[YOUR INSTRUCTIONS]: Hunt through the lines below for the string "will" and copy each one that has it.
+++
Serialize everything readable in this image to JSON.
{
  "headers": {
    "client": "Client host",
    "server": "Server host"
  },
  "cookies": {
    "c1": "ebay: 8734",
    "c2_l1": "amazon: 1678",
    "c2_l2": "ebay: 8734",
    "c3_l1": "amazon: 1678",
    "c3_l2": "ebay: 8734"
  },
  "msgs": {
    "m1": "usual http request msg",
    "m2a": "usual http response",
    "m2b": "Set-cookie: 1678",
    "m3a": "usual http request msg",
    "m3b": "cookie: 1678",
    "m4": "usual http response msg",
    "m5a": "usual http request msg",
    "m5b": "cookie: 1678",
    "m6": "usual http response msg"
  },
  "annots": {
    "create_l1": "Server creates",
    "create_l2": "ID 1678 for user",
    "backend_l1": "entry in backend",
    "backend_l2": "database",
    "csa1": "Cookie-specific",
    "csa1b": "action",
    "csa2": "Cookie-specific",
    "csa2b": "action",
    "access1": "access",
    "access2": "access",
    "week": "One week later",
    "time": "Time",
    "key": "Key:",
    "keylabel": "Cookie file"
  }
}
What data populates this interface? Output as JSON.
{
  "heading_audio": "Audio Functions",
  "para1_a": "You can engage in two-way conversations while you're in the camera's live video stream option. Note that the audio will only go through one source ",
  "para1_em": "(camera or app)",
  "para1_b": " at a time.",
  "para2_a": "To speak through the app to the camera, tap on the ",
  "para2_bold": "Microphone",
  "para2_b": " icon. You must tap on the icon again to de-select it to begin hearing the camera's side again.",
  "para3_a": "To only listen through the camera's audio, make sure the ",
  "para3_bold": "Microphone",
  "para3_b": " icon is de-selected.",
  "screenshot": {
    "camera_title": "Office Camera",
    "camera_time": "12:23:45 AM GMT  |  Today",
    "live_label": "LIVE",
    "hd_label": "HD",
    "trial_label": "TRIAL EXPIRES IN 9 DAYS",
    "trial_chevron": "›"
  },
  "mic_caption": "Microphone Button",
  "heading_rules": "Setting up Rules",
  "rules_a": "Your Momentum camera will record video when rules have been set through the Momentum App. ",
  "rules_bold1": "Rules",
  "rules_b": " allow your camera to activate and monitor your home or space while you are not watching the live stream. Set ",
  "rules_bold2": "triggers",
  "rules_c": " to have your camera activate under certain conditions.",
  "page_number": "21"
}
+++
[RESPONSE AREA]:
  "para1_a": "You can engage in two-way conversations while you're in the camera's live video stream option. Note that the audio will only go through one source ",
  "rules_a": "Your Momentum camera will record video when rules have been set through the Momentum App. ",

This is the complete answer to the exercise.